Treatment of anorexia can be specific or supportive.
- Specific treatments. Specific treatments are those that deal with the underlying cause. That is, they either slow down or eliminate the problem that caused the anorexia in the first place.
- Of course, specific treatment is ideal because it deals with the loss of appetite at its source by treating the underlying disease. However, specific treatment requires an exact diagnosis, meaning that in some cases many tests may need to be performed in order to precisely identify the underlying disease.
- Supportive treatments. Supportive treatments are those that help sustain an animal that is debilitated as a result of not eating. Supportive treatments do not reverse the problem that led to the loss of appetite.
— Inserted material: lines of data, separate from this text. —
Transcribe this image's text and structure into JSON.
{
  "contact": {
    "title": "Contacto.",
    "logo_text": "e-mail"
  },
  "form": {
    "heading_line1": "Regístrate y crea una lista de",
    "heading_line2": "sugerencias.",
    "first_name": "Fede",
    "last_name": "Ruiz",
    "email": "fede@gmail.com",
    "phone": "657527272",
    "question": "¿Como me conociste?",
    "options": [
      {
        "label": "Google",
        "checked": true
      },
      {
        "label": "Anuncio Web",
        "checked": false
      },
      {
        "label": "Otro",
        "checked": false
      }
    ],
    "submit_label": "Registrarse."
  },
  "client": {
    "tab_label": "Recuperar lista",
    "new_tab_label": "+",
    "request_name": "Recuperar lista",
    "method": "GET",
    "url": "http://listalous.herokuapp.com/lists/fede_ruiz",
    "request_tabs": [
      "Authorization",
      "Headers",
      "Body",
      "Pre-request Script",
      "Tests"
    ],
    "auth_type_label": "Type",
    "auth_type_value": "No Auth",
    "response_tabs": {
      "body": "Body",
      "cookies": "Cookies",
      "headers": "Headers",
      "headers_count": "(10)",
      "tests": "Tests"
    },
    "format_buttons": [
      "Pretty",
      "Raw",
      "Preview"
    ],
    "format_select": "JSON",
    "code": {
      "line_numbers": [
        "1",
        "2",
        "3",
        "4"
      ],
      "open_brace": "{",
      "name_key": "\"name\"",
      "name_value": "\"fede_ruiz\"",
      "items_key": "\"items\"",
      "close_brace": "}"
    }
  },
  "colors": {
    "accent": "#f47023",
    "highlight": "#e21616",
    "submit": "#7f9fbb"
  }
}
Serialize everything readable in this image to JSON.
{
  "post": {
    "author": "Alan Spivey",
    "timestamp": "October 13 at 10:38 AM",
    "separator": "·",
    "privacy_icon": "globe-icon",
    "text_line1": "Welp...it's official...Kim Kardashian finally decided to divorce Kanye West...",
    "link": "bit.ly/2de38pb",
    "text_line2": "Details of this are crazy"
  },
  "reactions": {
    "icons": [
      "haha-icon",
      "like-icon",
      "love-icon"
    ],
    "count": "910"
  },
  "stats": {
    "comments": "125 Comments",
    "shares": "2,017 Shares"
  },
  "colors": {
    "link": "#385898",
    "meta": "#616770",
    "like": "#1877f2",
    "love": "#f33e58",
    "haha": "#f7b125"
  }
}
They simply help “carry” the animal through the most difficult part of the illness.
On the other hand, supportive treatments can be given in almost all cases and are most useful in the four following situations:
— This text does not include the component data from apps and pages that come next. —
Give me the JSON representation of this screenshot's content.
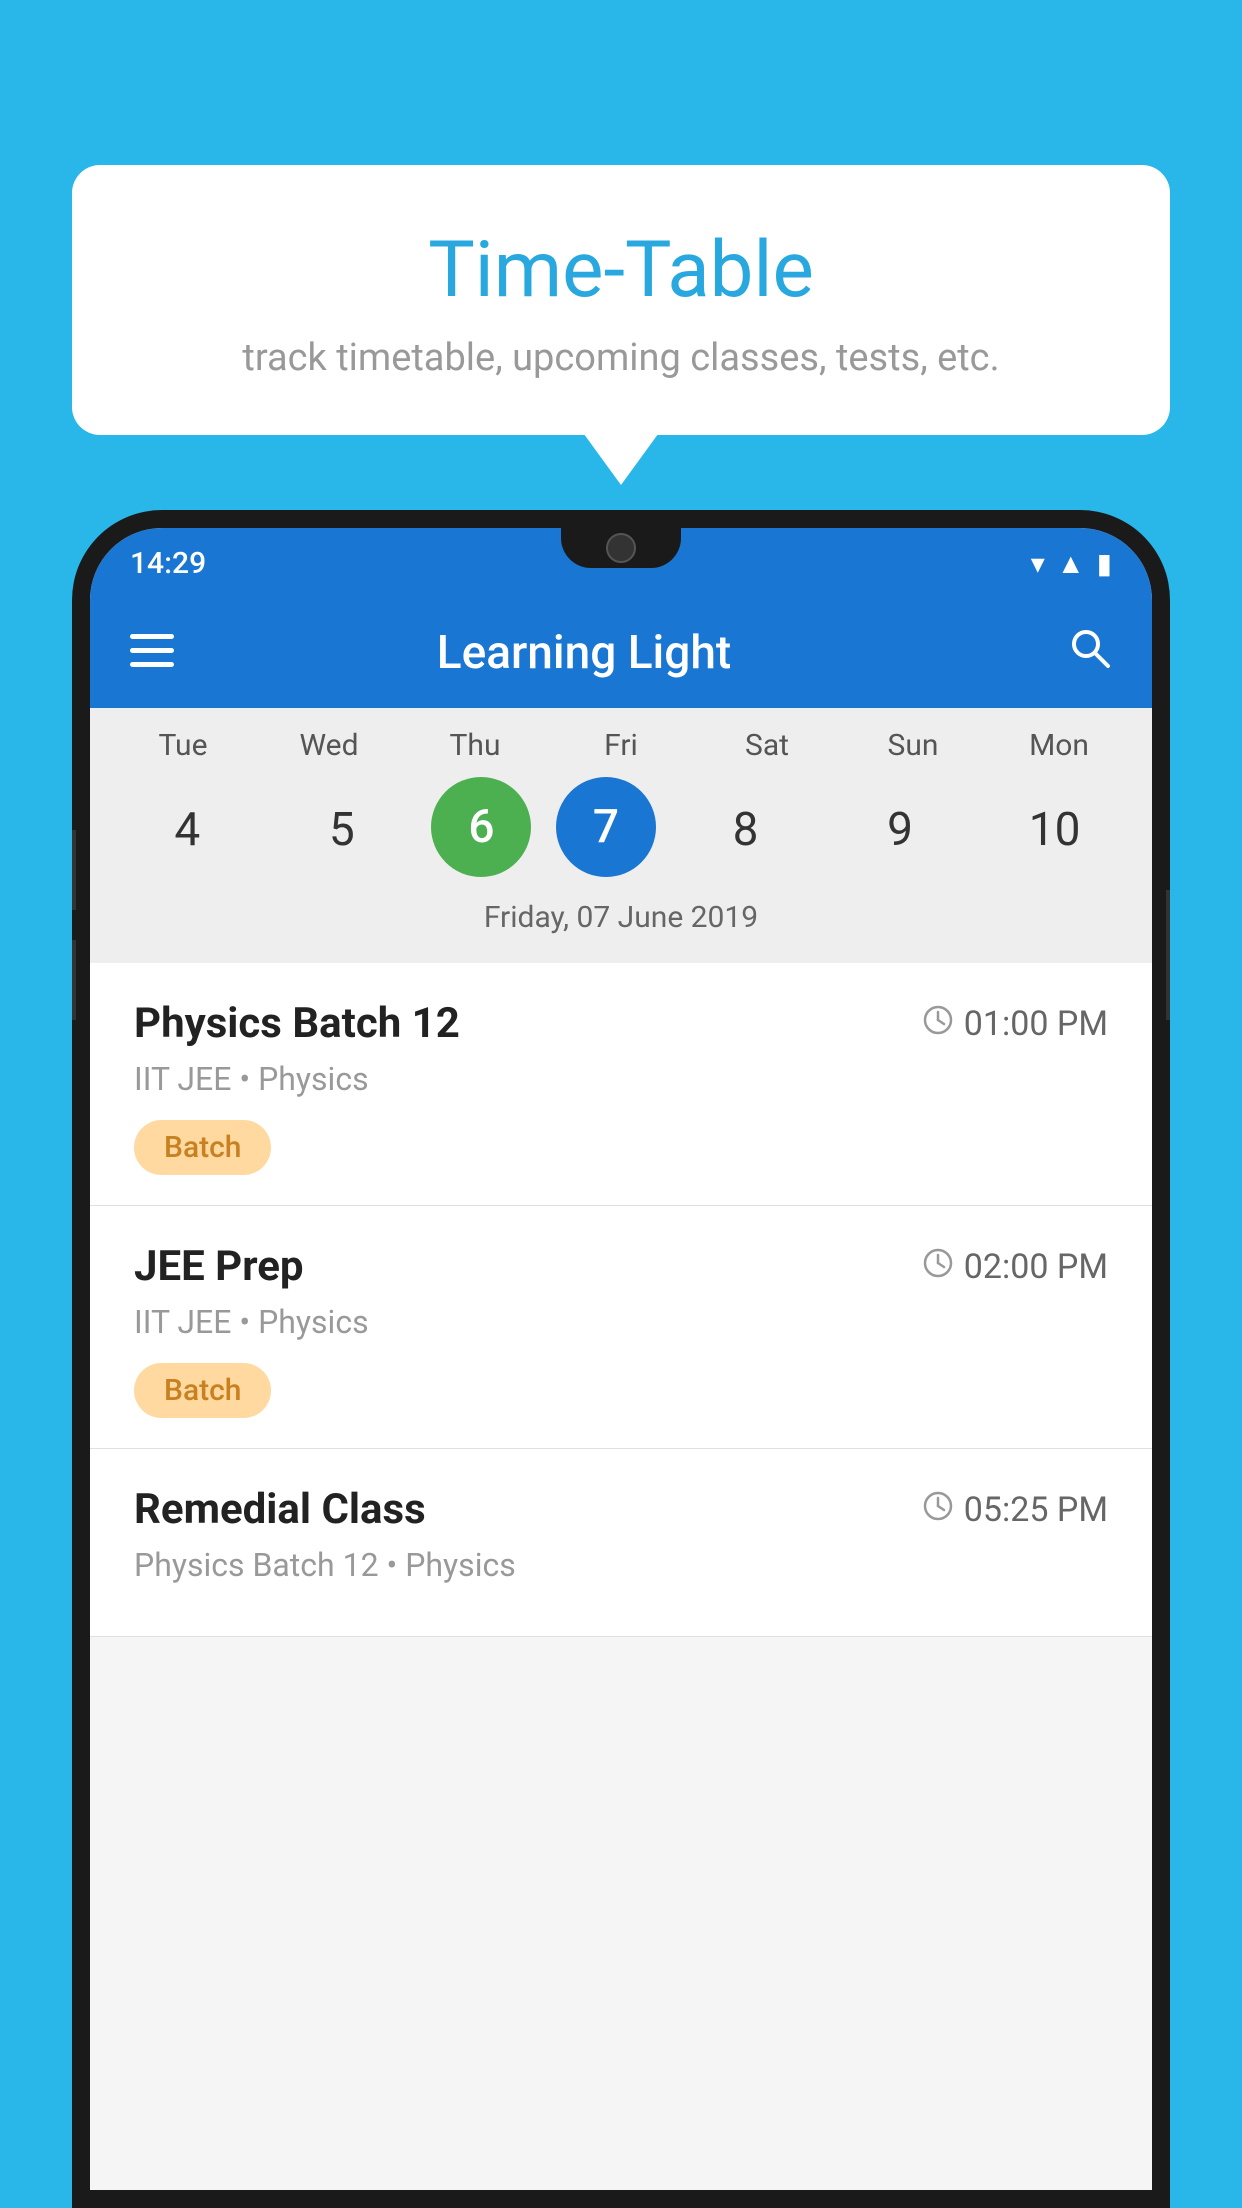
{
  "background_color": "#29b6e8",
  "tooltip": {
    "title": "Time-Table",
    "subtitle": "track timetable, upcoming classes, tests, etc."
  },
  "status_bar": {
    "time": "14:29"
  },
  "app_bar": {
    "title": "Learning Light"
  },
  "calendar": {
    "days": [
      {
        "label": "Tue",
        "number": "4"
      },
      {
        "label": "Wed",
        "number": "5"
      },
      {
        "label": "Thu",
        "number": "6",
        "state": "today"
      },
      {
        "label": "Fri",
        "number": "7",
        "state": "selected"
      },
      {
        "label": "Sat",
        "number": "8"
      },
      {
        "label": "Sun",
        "number": "9"
      },
      {
        "label": "Mon",
        "number": "10"
      }
    ],
    "selected_date": "Friday, 07 June 2019"
  },
  "schedule": [
    {
      "title": "Physics Batch 12",
      "time": "01:00 PM",
      "subtitle": "IIT JEE • Physics",
      "tag": "Batch"
    },
    {
      "title": "JEE Prep",
      "time": "02:00 PM",
      "subtitle": "IIT JEE • Physics",
      "tag": "Batch"
    },
    {
      "title": "Remedial Class",
      "time": "05:25 PM",
      "subtitle": "Physics Batch 12 • Physics",
      "tag": ""
    }
  ]
}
- To support the animal while an exact cause of the problem is being sought (e.g. tests being run)
- In conjunction with specific treatments, to sustain the animal until the specific treatment takes effect
- When the illness is not so severe as to warrant further tests or specific treatment, and the supportive care simply helps the animal’s natural recovery
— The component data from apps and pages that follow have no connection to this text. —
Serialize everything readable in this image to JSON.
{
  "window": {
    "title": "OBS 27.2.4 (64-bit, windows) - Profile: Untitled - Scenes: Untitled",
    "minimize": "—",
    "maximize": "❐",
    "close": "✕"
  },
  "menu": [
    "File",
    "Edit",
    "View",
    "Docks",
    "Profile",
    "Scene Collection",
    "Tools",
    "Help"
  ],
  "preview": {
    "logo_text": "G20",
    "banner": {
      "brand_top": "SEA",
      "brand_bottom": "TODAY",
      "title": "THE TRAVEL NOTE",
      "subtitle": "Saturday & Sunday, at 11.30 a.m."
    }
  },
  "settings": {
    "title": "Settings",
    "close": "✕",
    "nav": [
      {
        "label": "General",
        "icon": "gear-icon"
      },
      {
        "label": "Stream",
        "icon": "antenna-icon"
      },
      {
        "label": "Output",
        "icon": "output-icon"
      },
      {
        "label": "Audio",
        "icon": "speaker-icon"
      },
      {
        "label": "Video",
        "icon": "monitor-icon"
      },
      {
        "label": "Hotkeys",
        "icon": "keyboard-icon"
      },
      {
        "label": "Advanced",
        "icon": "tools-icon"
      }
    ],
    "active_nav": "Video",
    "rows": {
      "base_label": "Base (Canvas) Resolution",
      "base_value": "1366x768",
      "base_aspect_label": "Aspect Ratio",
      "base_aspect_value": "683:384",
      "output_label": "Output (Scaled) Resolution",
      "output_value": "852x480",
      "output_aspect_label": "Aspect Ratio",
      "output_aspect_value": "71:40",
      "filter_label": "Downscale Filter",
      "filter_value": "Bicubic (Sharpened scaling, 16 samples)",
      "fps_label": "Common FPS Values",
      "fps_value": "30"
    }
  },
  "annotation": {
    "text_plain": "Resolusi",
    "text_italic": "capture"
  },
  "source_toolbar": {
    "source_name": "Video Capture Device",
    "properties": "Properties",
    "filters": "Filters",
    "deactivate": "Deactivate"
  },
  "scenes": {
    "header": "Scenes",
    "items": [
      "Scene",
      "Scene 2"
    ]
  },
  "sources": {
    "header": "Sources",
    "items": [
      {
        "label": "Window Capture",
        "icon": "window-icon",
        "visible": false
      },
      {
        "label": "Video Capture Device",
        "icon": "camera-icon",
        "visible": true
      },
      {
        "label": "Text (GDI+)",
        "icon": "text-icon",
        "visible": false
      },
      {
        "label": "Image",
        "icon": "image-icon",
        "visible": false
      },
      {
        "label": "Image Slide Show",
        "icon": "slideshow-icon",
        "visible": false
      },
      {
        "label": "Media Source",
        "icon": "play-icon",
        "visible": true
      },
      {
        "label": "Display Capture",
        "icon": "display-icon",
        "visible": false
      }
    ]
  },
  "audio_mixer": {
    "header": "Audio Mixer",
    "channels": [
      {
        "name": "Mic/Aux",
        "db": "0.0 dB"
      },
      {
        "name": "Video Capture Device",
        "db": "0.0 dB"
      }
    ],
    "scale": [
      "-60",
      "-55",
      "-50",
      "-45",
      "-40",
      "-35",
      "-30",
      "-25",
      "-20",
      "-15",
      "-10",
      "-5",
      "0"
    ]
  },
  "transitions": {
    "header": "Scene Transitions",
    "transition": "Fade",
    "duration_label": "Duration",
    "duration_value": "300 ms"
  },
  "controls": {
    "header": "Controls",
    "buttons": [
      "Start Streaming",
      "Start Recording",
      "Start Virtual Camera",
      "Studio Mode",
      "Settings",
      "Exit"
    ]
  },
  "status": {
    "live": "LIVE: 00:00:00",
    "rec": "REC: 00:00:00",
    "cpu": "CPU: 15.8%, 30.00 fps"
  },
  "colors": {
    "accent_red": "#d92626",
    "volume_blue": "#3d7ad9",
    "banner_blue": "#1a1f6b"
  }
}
- When humane or financial considerations make testing or specific treatment impossible.
Supportive treatment is often simpler than specific treatment, but it also carries the risk of not addressing the underlying problem. Commonly used supportive treatments include:
- Injectable fluids. These can be given intravenously (“IV”) or subcutaneously (under the skin). Often, the loss of appetite produces serious dehydration, which can become life threatening long before the risk of starvation. Therefore, injectable fluids are given in an attempt to rehydrate the animal and provide some electrolytes as nutrients. They are not equivalent to a balanced meal, but can be indispensable for preventing dehydration.
- Parenteral nutrition. Special solutions containing multiple nutrients (usually electrolytes, amino acids, sugars, and lipids) can be given intravenously (“IV”) and are much more balanced than the simple fluid solutions described above. Major drawbacks to using parenteral nutrition include a substantial risk of infection, lesser availability compared to regular injectable fluids, cost, and the fact that most animals requiring fluids do not need more than the regular fluids described above.
- Feeding tubes. These may pass through the nose (nasogastric tubes), throat (esophagostomy tubes) or stomach wall (gastrostomy tubes). In animals where lack of eating will itself produce serious consequences, these tubes may be extremely useful.
- Appetite-stimulating drugs. These do not always work and they may cause grogginess. Therefore, they should be used with caution.